Heart Attack from Risperdal
Serious side effects from the antipsycotic drug Risperdal may include heart problems and heart attacks. Lawyers are filing claims on behalf of injured consumers. File your claim today for FREE.
A heart attack, also known as a myocardial infarction, is a serious heart problem that mounting research has linked to the use of the popular antipsychotic drug, Risperdal. Drug maker Johnson & Johnson (J&J) first introduced Risperdal (known generically as risperidone) to the U.S. market in 1993 as a treatment for schizophrenia, although the atypical antipsychotic was later approved to treat bipolar disorder and a number of other psychiatric disorders as well. Today, patients taking Risperdal and similar antipsychotic medications are believed to be at an increased risk of experiencing serious side effects, including heart attack, stroke, male breast growth (gynecomastia) and a movement disorder known as tardive dyskinesia. In light of these life-altering side effect risks, product liability lawyers across the country are investigating claims filed on behalf of Risperdal users who believe they have been adversely affected by J&J’s antipsychotic drug.
Heart Attack Signs and Symptoms
A heart attack occurs when the flow of oxygen-rich blood to a section of the heart muscle becomes blocked, preventing the heart from receiving the blood and oxygen it needs to function properly. If blood flow isn’t restored quickly, the affected section of the heart muscle will begin to die. Some common symptoms of heart attack include:
- Shortness of breath
- Chest pain or discomfort
- Upper body discomfort, including uncomfortable pressure, squeezing or pain
Treatment for Heart Attack
A heart attack is a medical emergency, and receiving treatment at the first signs of a heart attack is key to limiting the amount of permanent damage to the heart muscle. Unfortunately, of the people who die from heart attacks, roughly half die within of hour of the first heart attack symptoms and before they reach the hospital. Once a heart attack diagnosis is confirmed or strongly suspected, doctors can begin treatment to try to promptly restore the flow of blood to the heart. The two main treatments for heart attack include “clot-busting” medications, which can dissolve blood clots blocking the coronary arteries, or angioplasty, a nonsurgical procedure that opens blocked or narrowed arteries.
Heart Attack Complications

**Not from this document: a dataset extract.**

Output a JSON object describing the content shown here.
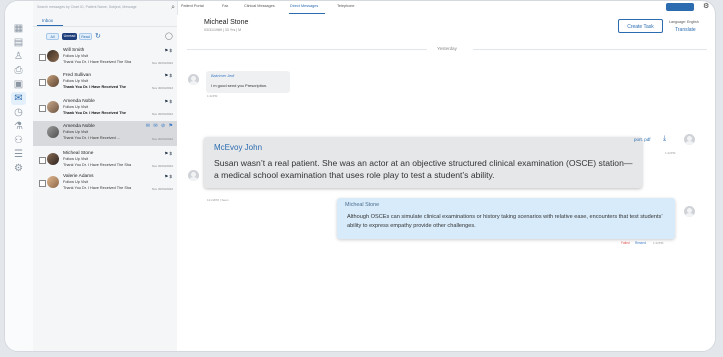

Heart disease is the leading cause of death for both women and men in the United States, resulting in approximately 600,000 deaths every year. In some cases, a heart attack can lead to life-threatening medical problems, including heart failure, a condition in which the heart can’t pump enough blood to meet the body’s needs, and arrhythmias, or irregular heartbeats. Ventricular fibrillation is a life-threatening arrhythmia that can be fatal if not treated right away. Even after the initial heart attack treatment, there are certain steps a victim must take to prevent additional complications, possibly including taking daily medications, undergoing cardiac rehabilitation and making lifestyle changes, such as quitting smoking, following a heart-healthy diet, maintaining a healthy weight and staying physically active.
Research Linking Heart Attack to Risperdal
According to a 2009 study published in the New England Journal of Medicine, newer antipsychotic medications like Risperdal, Seroquel and Zyprexa are just as likely – perhaps even more likely – to cause a fatal heart attack as older antipsychotic drugs like haloperidol. Despite the long-standing belief that Risperdal and other second-generation antipsychotic drugs are safer than first-generation antipsychotics, researchers involved in the NEJM study found that patients taking either conventional antipsychotics or atypical antipsychotics were about twice as likely to die of a heart attack as those not taking the medications. Atypical antipsychotics like Risperdal were initially designed to avoid the risk of tardive dyskinesia among patients, a side effect associated with the conventional versions of the medications. Unfortunately, research has identified tardive dyskinesia as a possible side effect of Risperdal as well, which challenges the belief that second-generation antipsychotics are any safer than the first-generation drugs.